*MATERIAL SHOWN*
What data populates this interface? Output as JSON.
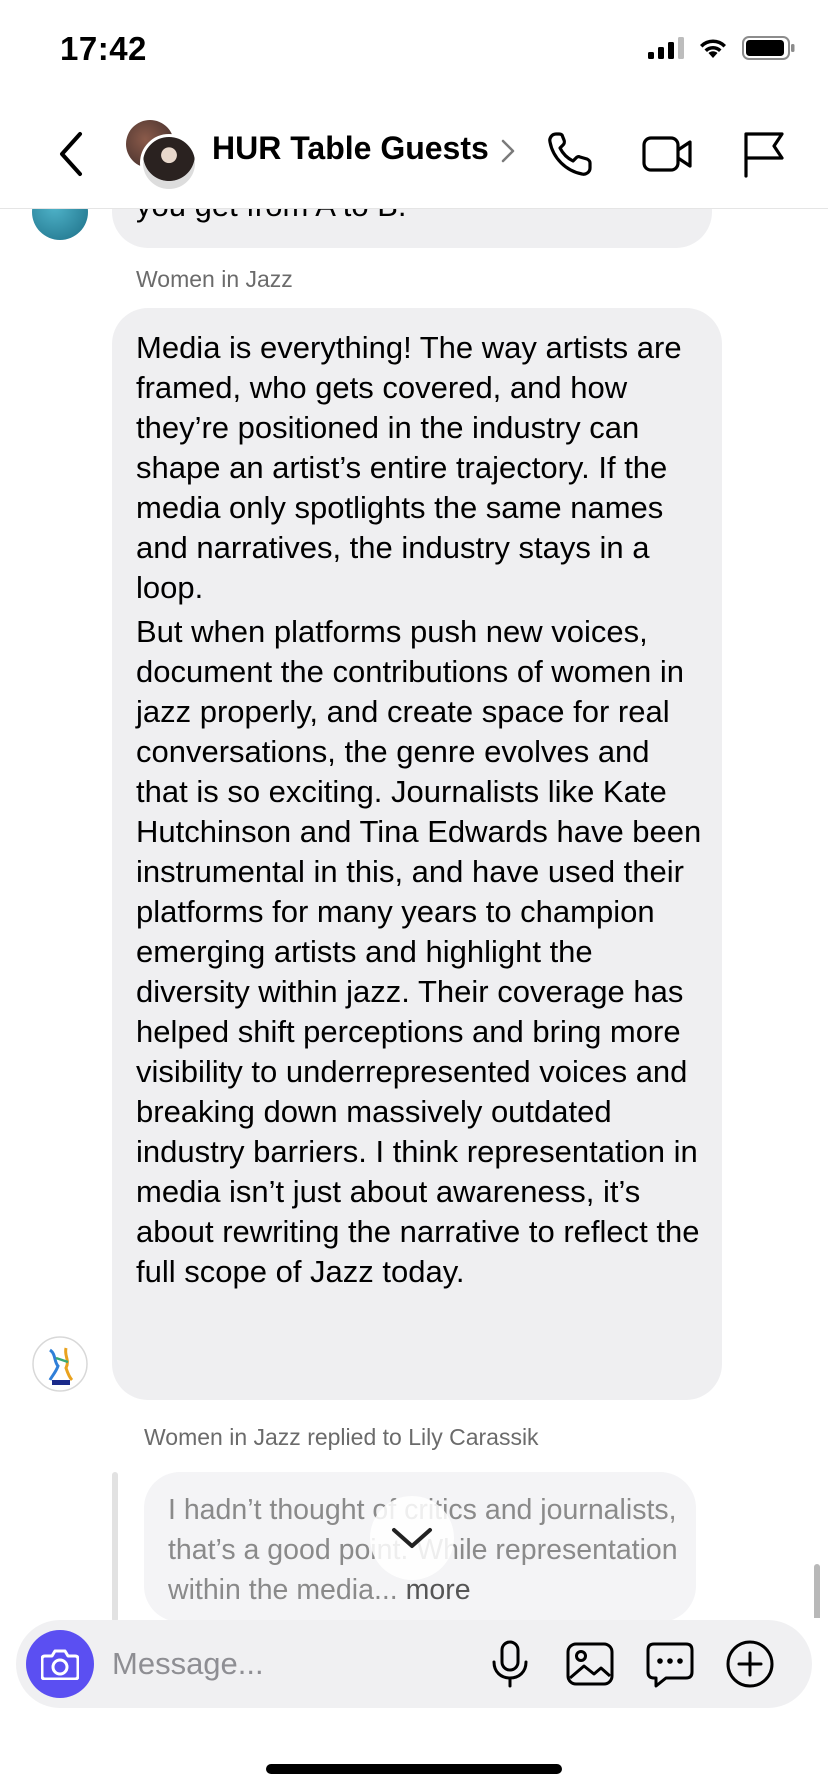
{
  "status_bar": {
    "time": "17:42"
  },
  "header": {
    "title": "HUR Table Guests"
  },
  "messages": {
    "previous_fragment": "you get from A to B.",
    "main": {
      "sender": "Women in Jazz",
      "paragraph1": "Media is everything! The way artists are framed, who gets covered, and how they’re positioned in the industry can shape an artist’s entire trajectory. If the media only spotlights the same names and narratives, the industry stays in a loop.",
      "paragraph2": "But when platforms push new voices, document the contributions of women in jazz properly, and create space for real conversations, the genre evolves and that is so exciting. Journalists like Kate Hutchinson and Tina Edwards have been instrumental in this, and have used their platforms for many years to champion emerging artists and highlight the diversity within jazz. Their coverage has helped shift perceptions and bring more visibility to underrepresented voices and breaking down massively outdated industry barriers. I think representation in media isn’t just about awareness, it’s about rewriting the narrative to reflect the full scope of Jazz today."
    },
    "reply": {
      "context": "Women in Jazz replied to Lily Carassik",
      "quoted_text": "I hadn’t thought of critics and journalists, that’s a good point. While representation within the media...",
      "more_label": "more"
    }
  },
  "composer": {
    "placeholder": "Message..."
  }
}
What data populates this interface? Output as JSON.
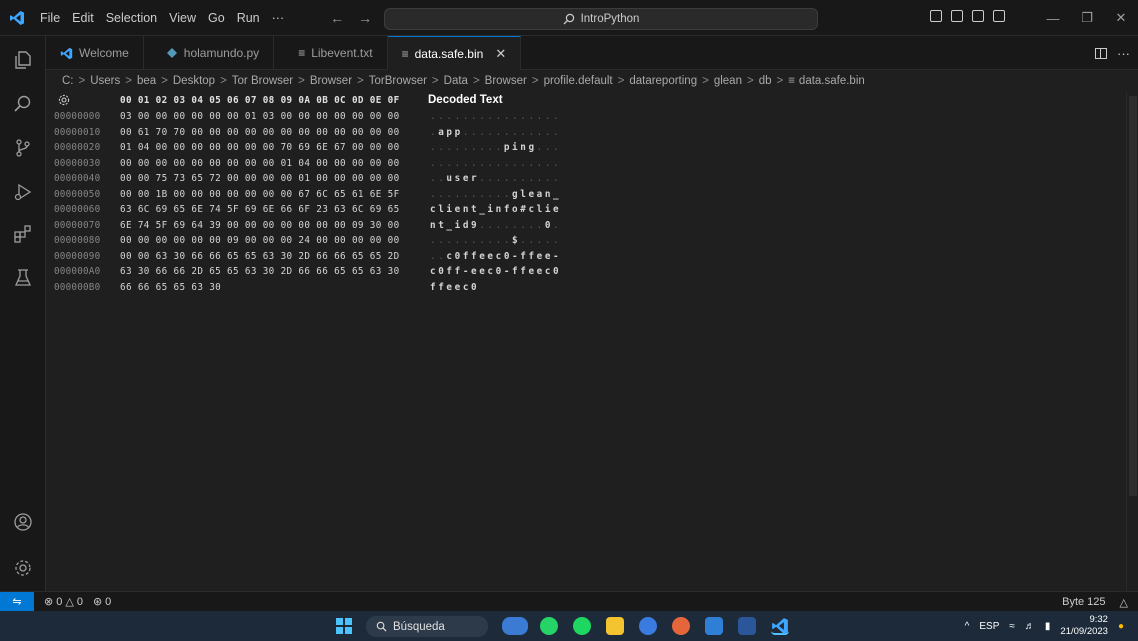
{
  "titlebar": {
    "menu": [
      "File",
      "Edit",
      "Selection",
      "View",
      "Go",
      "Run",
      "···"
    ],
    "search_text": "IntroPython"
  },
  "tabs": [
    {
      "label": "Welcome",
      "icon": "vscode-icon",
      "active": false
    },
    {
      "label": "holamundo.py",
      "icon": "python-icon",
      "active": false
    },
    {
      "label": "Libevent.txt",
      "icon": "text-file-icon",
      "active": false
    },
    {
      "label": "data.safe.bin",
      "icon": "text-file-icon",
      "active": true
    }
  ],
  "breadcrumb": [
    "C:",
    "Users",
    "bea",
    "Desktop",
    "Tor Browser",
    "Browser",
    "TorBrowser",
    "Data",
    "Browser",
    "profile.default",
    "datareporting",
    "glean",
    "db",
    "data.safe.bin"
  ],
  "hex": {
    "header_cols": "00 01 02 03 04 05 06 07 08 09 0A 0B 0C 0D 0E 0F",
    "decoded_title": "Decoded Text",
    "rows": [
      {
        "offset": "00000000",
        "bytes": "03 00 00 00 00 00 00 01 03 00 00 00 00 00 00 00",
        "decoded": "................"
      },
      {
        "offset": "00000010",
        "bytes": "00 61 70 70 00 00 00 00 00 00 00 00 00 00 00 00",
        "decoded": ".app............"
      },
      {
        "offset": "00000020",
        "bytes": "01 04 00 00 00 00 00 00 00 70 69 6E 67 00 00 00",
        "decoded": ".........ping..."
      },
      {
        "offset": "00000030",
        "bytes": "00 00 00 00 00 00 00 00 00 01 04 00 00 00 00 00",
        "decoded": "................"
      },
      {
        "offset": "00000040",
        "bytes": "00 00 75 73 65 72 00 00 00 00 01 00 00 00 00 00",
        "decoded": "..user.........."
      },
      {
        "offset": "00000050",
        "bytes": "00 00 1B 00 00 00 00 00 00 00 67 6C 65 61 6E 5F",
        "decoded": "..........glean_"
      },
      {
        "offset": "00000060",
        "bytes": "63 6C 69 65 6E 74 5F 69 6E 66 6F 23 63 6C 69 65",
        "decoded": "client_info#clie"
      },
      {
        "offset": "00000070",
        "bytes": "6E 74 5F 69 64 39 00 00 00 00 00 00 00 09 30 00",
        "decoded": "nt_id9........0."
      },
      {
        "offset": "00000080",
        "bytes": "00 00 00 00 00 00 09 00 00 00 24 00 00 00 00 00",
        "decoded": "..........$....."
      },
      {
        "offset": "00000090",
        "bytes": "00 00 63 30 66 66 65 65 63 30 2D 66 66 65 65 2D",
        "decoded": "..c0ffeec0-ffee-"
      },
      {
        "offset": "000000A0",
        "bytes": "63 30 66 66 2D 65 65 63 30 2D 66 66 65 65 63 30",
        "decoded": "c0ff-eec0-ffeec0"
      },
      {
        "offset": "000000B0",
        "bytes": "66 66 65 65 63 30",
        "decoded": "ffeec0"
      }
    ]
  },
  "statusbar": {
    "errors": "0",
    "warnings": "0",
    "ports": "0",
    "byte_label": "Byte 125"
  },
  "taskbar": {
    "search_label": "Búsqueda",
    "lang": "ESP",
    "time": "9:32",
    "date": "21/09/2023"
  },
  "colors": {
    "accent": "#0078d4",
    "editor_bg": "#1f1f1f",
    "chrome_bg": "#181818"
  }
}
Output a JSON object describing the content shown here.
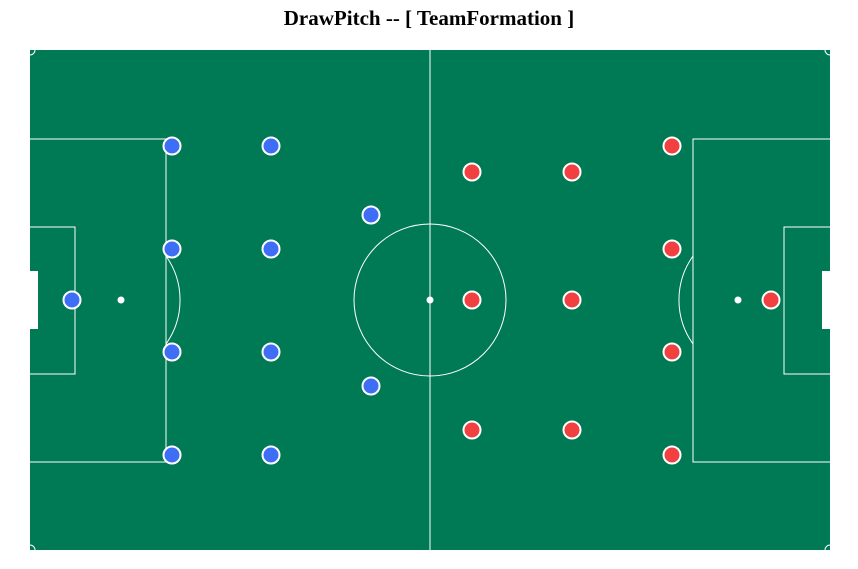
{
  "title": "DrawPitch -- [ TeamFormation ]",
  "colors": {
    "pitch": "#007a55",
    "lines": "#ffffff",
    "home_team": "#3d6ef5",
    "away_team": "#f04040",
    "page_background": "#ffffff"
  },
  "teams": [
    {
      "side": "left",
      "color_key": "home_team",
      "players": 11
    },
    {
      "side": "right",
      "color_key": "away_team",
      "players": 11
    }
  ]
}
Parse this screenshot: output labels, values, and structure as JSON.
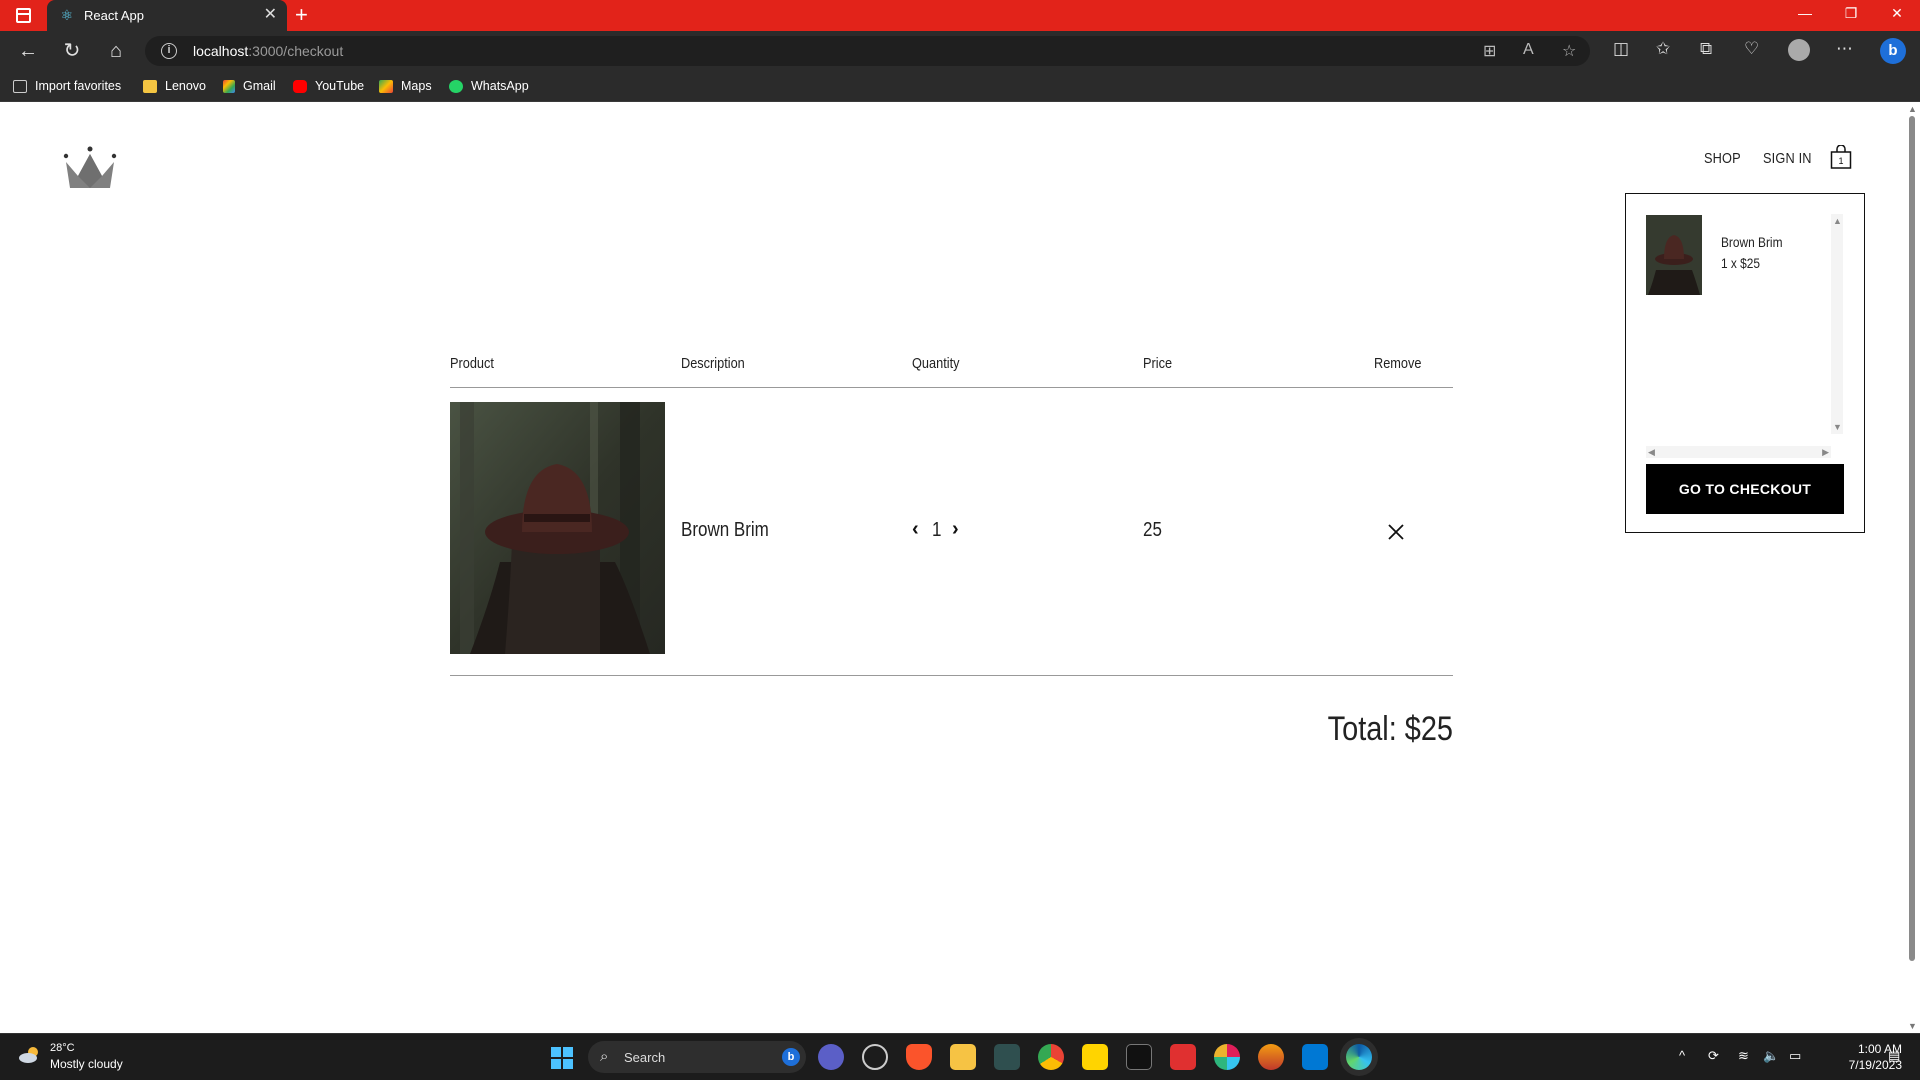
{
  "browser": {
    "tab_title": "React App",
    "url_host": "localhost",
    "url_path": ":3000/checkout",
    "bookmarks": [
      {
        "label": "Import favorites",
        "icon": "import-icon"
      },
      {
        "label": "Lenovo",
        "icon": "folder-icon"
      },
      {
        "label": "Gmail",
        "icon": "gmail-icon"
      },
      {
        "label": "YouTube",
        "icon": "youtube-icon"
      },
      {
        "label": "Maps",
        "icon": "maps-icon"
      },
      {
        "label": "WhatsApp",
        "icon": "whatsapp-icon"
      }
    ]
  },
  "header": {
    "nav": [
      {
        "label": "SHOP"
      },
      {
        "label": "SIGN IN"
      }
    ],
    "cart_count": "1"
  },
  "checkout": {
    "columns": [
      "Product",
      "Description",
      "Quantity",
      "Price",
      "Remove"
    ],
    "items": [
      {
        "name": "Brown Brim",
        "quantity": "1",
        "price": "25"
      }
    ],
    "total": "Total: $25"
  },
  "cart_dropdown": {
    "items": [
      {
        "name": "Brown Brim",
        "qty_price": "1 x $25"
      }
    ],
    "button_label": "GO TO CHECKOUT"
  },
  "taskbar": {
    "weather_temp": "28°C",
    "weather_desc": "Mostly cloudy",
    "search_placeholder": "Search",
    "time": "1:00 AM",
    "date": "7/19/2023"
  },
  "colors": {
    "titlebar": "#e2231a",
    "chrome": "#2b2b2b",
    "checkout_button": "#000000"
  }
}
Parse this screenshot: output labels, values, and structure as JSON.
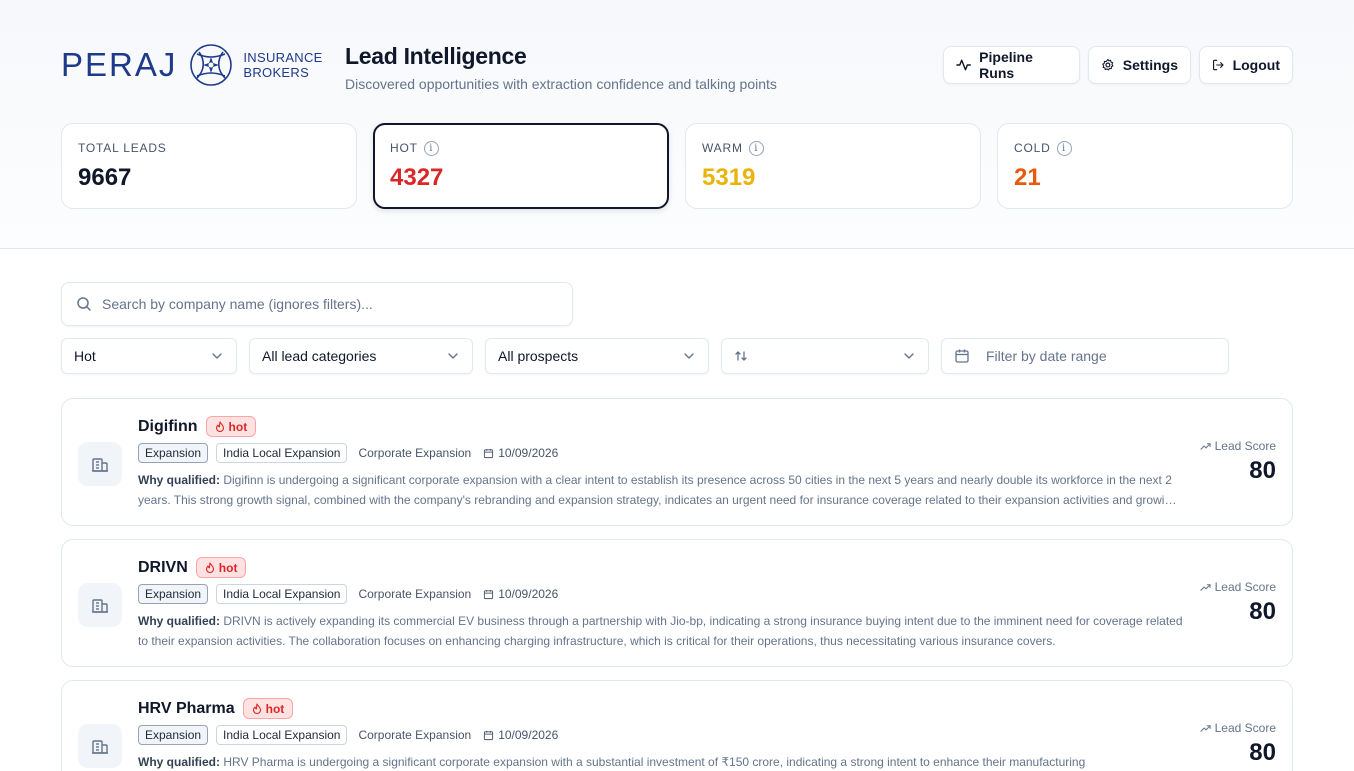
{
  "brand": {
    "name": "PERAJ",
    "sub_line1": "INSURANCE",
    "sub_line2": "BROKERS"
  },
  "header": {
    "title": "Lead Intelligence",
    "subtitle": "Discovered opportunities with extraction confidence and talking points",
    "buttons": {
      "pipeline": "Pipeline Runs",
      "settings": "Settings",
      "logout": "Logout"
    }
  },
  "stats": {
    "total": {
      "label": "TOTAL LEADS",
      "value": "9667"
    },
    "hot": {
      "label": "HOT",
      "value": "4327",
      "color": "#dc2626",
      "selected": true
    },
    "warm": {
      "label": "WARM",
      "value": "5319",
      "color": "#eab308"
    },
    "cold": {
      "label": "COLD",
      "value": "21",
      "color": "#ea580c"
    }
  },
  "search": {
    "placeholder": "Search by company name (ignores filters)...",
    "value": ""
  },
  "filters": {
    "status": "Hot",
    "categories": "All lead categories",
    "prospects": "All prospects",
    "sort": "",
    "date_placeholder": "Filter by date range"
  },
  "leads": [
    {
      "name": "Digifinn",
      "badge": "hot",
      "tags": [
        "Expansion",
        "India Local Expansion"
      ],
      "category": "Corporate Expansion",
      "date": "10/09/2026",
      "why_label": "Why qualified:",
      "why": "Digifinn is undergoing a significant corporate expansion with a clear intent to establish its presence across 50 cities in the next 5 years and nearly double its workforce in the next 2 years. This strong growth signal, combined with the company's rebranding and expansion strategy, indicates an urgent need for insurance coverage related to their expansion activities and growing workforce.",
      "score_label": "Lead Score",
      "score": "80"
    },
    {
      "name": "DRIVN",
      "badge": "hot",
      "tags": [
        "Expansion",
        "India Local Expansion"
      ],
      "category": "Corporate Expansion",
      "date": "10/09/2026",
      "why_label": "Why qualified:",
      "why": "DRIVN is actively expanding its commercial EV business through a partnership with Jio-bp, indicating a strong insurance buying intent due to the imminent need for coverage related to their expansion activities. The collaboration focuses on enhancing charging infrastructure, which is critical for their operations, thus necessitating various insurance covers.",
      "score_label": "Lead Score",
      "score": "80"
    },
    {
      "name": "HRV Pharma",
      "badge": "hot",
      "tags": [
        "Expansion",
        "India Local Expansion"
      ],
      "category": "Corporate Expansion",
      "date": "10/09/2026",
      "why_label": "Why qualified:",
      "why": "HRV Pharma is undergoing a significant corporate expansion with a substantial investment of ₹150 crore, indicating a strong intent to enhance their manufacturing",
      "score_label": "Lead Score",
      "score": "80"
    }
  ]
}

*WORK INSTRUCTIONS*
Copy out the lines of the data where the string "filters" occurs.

*SOLUTION FOR THIS TASK*
    "placeholder": "Search by company name (ignores filters)...",
  "filters": {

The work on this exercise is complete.